Task objective:
Look through the listing below for the word "Product" and copy every line where it occurs.

Entries supplied:
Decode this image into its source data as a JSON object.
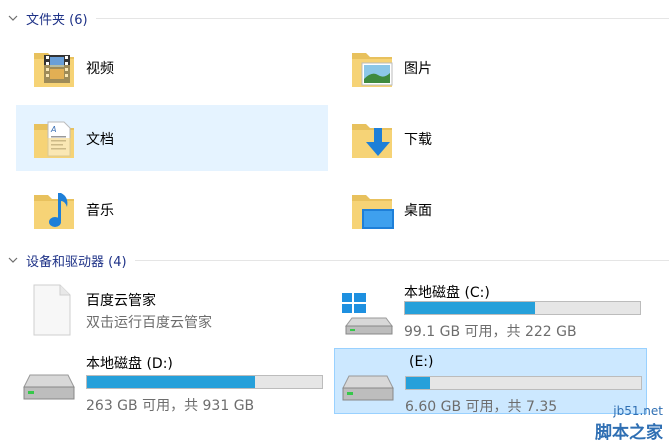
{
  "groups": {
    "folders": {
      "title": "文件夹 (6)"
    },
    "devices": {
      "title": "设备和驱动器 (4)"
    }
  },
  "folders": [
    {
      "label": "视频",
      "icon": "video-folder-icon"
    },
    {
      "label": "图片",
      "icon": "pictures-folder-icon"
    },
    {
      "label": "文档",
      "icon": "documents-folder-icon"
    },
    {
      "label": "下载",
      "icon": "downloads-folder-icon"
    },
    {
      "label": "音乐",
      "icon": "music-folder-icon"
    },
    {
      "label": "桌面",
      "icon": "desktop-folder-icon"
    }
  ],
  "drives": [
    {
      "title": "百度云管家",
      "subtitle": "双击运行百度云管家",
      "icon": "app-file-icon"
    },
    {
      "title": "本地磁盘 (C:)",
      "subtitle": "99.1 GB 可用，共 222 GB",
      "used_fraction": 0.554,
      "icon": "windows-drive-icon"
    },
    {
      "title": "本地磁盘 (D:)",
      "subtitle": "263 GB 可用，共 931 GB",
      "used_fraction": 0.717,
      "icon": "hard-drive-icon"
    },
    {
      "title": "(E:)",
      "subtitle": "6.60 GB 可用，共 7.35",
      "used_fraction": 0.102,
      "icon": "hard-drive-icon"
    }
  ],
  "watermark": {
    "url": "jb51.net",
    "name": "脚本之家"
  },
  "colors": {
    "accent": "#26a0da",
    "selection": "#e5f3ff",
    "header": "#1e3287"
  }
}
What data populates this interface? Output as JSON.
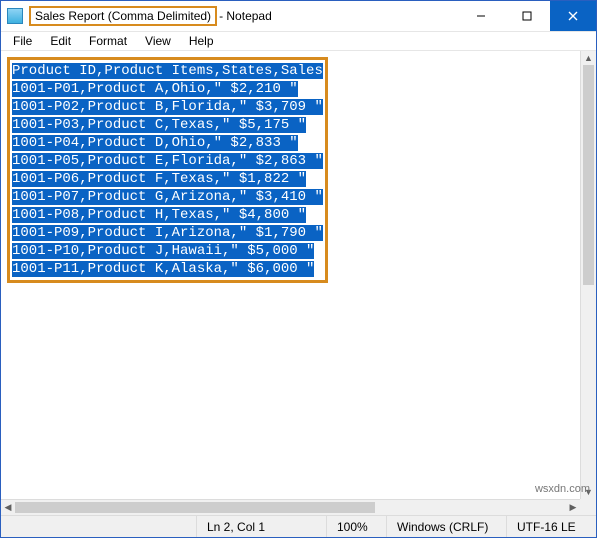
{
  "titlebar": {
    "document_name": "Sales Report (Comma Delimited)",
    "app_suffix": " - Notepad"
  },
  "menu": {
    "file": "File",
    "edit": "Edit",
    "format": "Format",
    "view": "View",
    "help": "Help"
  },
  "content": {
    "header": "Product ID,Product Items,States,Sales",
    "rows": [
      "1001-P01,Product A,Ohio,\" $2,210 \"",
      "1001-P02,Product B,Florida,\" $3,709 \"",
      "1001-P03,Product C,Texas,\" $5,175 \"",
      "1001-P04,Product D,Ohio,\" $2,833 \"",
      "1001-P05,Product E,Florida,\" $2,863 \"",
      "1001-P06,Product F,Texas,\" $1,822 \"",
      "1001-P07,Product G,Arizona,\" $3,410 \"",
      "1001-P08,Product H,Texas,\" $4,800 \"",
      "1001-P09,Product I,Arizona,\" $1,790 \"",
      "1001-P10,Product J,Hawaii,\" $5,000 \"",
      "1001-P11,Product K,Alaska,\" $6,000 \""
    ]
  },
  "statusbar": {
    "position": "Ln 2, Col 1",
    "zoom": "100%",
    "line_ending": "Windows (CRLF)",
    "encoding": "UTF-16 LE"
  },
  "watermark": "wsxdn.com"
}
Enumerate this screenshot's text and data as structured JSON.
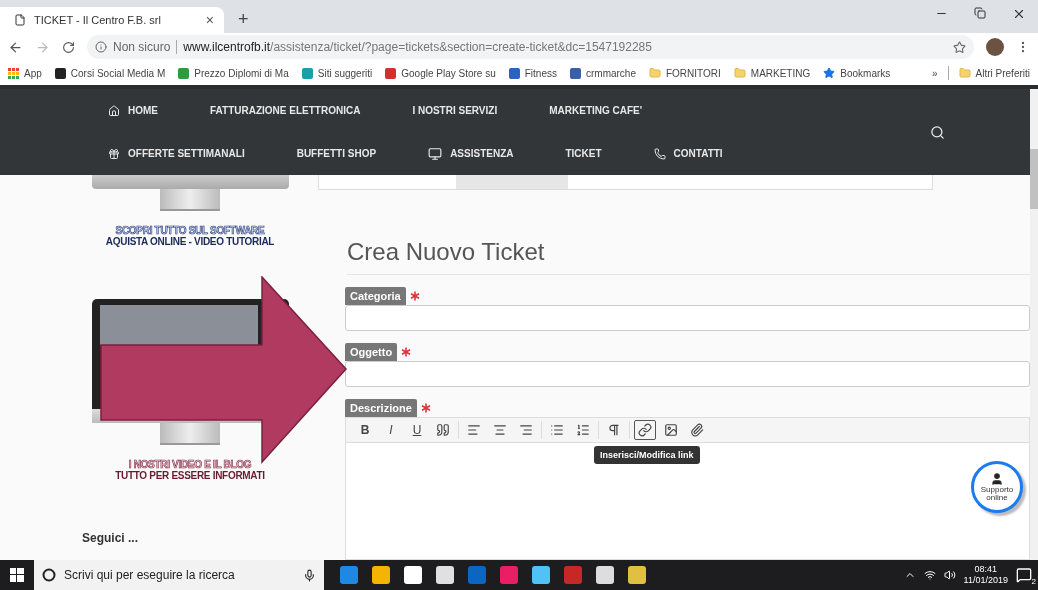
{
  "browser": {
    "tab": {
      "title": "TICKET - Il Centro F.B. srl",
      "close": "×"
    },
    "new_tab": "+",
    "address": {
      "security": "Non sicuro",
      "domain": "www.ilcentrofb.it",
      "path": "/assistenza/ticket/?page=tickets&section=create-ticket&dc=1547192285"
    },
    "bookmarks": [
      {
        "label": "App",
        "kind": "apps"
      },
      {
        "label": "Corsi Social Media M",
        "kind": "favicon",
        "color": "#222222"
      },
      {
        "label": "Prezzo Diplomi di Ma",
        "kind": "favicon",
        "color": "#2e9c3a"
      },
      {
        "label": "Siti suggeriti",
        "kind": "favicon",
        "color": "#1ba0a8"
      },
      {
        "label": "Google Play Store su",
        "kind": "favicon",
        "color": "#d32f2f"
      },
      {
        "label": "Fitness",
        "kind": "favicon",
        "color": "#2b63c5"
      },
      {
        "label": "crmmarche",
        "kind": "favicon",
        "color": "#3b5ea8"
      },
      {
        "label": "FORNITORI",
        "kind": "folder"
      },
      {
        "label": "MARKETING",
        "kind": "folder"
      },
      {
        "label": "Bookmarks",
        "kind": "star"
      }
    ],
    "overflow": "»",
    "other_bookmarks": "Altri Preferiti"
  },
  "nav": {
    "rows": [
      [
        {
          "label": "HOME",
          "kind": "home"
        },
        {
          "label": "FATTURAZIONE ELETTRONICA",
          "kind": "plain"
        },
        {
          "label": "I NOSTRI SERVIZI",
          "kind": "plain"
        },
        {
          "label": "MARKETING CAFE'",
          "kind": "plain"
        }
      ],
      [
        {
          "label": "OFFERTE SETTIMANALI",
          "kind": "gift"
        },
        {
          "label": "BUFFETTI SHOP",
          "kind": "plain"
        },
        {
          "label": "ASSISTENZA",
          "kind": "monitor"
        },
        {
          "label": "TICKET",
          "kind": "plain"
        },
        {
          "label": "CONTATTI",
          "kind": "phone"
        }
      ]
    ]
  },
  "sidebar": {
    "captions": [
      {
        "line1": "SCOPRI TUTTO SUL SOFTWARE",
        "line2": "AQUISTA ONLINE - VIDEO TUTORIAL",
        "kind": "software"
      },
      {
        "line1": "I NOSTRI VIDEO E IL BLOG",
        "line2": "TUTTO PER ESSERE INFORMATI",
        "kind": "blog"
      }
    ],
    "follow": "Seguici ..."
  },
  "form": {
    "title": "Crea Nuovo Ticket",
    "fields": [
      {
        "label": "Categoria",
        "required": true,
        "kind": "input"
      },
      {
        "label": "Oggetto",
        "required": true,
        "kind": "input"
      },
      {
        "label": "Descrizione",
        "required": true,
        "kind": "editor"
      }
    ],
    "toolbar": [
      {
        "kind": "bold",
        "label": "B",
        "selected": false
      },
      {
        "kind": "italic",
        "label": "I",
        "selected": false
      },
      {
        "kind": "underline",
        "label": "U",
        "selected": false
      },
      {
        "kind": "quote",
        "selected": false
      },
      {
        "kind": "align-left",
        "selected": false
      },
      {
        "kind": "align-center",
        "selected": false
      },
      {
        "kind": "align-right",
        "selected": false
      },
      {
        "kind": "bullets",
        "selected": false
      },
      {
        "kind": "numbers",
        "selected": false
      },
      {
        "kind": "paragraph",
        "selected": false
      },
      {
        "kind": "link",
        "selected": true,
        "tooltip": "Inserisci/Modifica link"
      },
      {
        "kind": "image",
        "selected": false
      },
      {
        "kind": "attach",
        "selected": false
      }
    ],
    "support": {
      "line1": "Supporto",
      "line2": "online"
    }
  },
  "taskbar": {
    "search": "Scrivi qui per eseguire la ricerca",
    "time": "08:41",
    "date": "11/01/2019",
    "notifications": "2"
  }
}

Answer below:
    "header": "Product ID,Product Items,States,Sales",
      "1001-P01,Product A,Ohio,\" $2,210 \"",
      "1001-P02,Product B,Florida,\" $3,709 \"",
      "1001-P03,Product C,Texas,\" $5,175 \"",
      "1001-P04,Product D,Ohio,\" $2,833 \"",
      "1001-P05,Product E,Florida,\" $2,863 \"",
      "1001-P06,Product F,Texas,\" $1,822 \"",
      "1001-P07,Product G,Arizona,\" $3,410 \"",
      "1001-P08,Product H,Texas,\" $4,800 \"",
      "1001-P09,Product I,Arizona,\" $1,790 \"",
      "1001-P10,Product J,Hawaii,\" $5,000 \"",
      "1001-P11,Product K,Alaska,\" $6,000 \""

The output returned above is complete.